As refinances have slowed down a bit with the recent interest increase, I’ve had a moment to take a breath and reflect on a few topics. One issue that concerns many appraisers is the attempt by some to implement a hybrid appraisal product. What bothers me the most about this is that it is almost certain that less qualified if not unqualified inspectors will most likely be engaged to inspect the properties. The biggest reason this is being pushed is to try to get cheaper, faster appraisals. Users of these products are assuming they will get experienced real estate agents, insurance adjusters or some other professional to perform them. Currently lenders are having sales agents do broker price opinions (BPO’s) and they assume they have experienced sales agents inspecting properties to perform these, when often they have very inexperienced agents actually going to the properties, mostly because those are the people willing to spend time doing that for the low fees that they are being paid. Anyone can fill out a BPO form, an admin person, a newer agent. Busy, successful agents don’t have time to spend hours every week doing BPO’s. The same will be true of the inspection reports that will be filled out and sent to appraisers who then will have to rely on those to complete appraisal reports to save time and money on the inspection presumably. There is no good outcome for this scenario. It will have far reaching unintended consequences. What is even more ridiculous is that experienced and licensed trainees are currently not allowed by most appraisal management companies (AMC’S) and most lenders from inspecting a property and performing the appraisal, even if their more highly experienced and fully licensed supervisor inspects with them and signs the report as well, taking full responsibility for that report.
The licensing law allows this scenario in order for trainees to become licensed. This ensures that there will not be a shortage of licensed appraisers in the future. In addition, now the trainees must have the equivalent of one year or so of college education instead of just a specific few relevant college level classes, in order to obtain just the basic license. They must have a 4 year degree to become certified residential licensed. Unfortunately few lenders or AMC’s will approve a basic licensed appraiser. So the reality is to work on their own they need a degree. The original thought was that a degree would make the profession more professional. That sounds good, but in reality the degree does not ensure professionalism and adds tremendously to the barrier of entry into the field.

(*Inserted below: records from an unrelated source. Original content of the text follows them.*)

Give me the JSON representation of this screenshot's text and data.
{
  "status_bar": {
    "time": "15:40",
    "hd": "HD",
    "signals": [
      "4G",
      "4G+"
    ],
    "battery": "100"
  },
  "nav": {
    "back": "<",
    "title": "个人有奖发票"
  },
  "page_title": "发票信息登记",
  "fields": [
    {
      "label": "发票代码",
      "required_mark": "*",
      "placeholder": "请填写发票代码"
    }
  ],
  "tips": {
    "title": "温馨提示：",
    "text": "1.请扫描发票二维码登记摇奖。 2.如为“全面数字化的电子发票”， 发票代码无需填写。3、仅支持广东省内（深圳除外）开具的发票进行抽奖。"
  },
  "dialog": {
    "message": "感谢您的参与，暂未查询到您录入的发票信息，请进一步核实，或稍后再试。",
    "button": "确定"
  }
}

The second largest barrier is that licensed appraisers have very little incentive to train these new appraisers into the field where the cost to do so is high, the value of work swings from high to low seemingly overnight, and these people can then go out and become their competitor. Often new appraisers undercut fees paid by users still not paying customary and reasonable fees and looking for the cheapest, fastest appraiser. So we go from a reasonable system by which trainees were trained into the field in a safe and reasonable manner, to users requiring a non-appraiser with no guaranty of any qualifications at all to perform property inspections that appraisals will be based on. We go from one extreme to the other. Appraisers, of course, are against this from happening mostly because it just doesn’t make sense.
I’m sure we can make money sitting at our desks and accepting these assignments but, it’s concerning that lenders and other users don’t see how ridiculous this all is and most appraisers really care about their profession. Just allow the trained but not yet licensed appraisers to perform inspections as allowed by existing license laws. The end result will be far better than the proposed hybrid appraisal product and ensure that there will be no shortage as we older appraisers retire. Heads up though, I have no intention of ever retiring. I actually believe in training the new generation of appraisers and intend to do that as long as possible. Belonging to a professional appraisal organization does matter and has numerous benefits to newbies and veterans alike. I will enjoy discussion of this as well as other issues with my colleagues at the Appraisal Expo on October 22nd. See you there!
Maria Hopkins, SRA, RA, is president of Maria Hopkins Associates, Spencer, Mass.